Cam O’Connell, 23, has had to face many obstacles in his young life, but because of his determination, his strength of character, and the support he has received from those closest to him, those obstacles have also presented him with opportunities to grow.
Now the Red Deer professional boxer feels it is his time to start giving back to his community.
“I have a list (of people who helped get me through the tough times),” explained O’Connell. “A very good counsellor at my school, my coaches, my father and mother, and (fellow boxer) Arash Usmanee. His positivity even when the worst things happened. He was a role model to me, not just a mentor.”
“The community has done so much for me! I felt that I should be giving back and I didn’t know how to do it. I’ve always coached kids and worked with them, but recently I got to do an anti-bullying speech.”
As a professional boxer O’Connell has a 3-0-1 record. As an amateur he had 136 bouts, and 101 wins. He was a 12-time Alberta provincial champion, four-time Western Canadian champion, two-time Canadian national champion, bronze medallist at the Junior Olympics in 2005, and Ringside world champion in 2007.
But life has not always been so successful for O’Connell. Middle school was an extremely difficult time in his life. It was a time when he was bullied, and he would get into trouble for fighting back.
“Middle School was tough,” said the boxer. “It was just when I started boxing and being bullied.
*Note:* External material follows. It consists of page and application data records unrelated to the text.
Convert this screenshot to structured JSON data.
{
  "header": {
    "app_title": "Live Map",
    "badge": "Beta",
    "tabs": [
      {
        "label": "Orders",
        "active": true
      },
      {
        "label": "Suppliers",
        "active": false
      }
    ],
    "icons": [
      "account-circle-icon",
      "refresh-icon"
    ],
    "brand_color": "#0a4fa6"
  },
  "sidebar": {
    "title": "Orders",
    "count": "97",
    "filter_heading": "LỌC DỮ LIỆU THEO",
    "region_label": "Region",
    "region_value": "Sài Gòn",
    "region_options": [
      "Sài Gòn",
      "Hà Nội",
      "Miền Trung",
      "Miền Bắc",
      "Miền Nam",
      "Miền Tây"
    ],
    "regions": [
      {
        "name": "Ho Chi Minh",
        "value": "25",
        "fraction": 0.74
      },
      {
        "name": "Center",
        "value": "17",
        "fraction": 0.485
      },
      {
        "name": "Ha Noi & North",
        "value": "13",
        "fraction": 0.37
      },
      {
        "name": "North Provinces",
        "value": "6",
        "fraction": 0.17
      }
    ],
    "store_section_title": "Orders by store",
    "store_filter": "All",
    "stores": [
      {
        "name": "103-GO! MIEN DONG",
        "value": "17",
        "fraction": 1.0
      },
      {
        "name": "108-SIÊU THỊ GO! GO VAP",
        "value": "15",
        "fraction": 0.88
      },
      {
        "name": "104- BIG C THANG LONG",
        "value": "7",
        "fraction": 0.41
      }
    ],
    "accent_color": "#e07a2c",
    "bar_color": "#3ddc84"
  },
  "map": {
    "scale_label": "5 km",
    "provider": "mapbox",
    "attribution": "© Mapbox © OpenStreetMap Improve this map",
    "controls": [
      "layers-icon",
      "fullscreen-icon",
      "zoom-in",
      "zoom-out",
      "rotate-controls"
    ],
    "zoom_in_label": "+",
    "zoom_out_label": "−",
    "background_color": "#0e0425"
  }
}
I would fight back and I would get into a lot of scraps at school and then people heard I was a boxer and it would cause even more bullying and scraps at school.”
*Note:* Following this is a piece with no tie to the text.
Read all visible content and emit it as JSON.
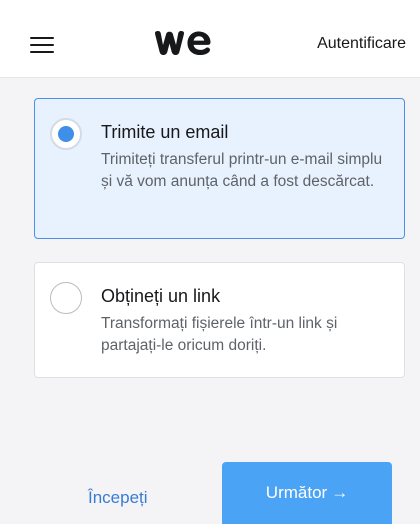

With the help of school staff, his coaches and his family, O’Connell was able to overcome that dark period in his life.
“By the time I hit Grade Eight, I understood boxing a little bit more and I knew what I was doing and I was confident in my abilities to box,” he said. “But I didn’t have to fight. I didn’t have to prove myself anymore to bullies. People still talked, there is always going to be people who talk, but when you know your abilities you don’t have to prove it.
“It gave me self-confidence to move on in life, don’t worry about the little things that people say, just keep going. That is what I try to tell the kids at the presentations. I had a lot of questions about how I overcame it (bullying) and whether boxing is the way. But I don’t think that boxing is the way. I think any sport, anything that you can do to get your mind off of the bullying and to gain confidence will help you to overcome bullying. That is the reason I kind of got into boxing, not to defend against bullies but to have self confidence to overcome bullies.”
O’Connell has twice had opportunities to talk at bullying workshops at the Red Deer Public Library. The audience included school groups, but also adults with mental disabilities, with stories about how they would get bullied by kids when they take public transportation.
O’Connell enjoyed giving his presentation at these workshops, but what he appreciated the most was working one-on-one with those in attendance.
“I have gotten a chance to tell my story a couple times now and the anti-bullying is working for me,” explained the boxer. “I like giving back, and it feels like I am helping these kids overcome big problems. The feeling is amazing. That one-on-one is where I felt I was making the difference. Anyone can give a speech, but talking to the kids one-on-one is what helped the kids.”
After O’Connell won his first Canadian title and gained some fame at a local level, he found that along with the accolades that a negative element became interested in who he was, and he entered another dark period in his life. But again for the boxer this was just another obstacle, something that he could learn from to become a more positive person.
“I got into a legal issues and still have charges pending,” said the boxer. “I was involved with the darker side of society, doing the wrong things, and the negativity got to me. I got into trouble and I realized there is a good way to live your life and a bad way. That is what I needed. I guess some people need that. They need a big situation to happen in their life to change the way they go about living their lives. This was a turning point for me. Now I can help other people get out of it.
“My team . . . Doug Bolianatz, Roman Rzepkowski, and Robert Carswell are focusing on the positive, that is where we are going. I always wanted to give back but I thought I needed a title to start giving back, but now I know I am at a level where I can give back, anyone can give back in that sense. With the anti-bullying it was another opportunity for me to give back.”
O’Connell has another opportunity to give back to his community when he fights for the first time as a professional in front of his home crowd Friday at the Sheraton Hotel. The undefeated boxer will be taking on Mexico’s Luis Arjona, 3-1-1, in the six-round main event.
“I am excited to fight at home,” said the lightweight boxer. “It shouldn’t affect how I box. Once I’m in the ring my concentration is so good now that I can fight anywhere. The ring is my home.”
If O’Connell wins this bout, he will be ranked in Canada, which will be a major step for him in accomplishing his goals.
“I want the Canadian title,” said O’Connell. “It is within our reach. I know I can beat some of the guys who are ranked, so it is just a matter of time before I get the opportunity to fight them. Then I would like to follow in the footsteps of Arash Usmanee and get ranked in the world and fight for a title and bring it home to Red Deer.”
The undercard will feature a number of amateur bouts, including Red Deer’s Brian Samuel fighting Devon Reti of Calgary for a provincial championship and an opportunity to represent Alberta at the national championships.
For ticket or table information for the Tuff Gloves event call (403) 877-4391. Doors open at 6 p.m.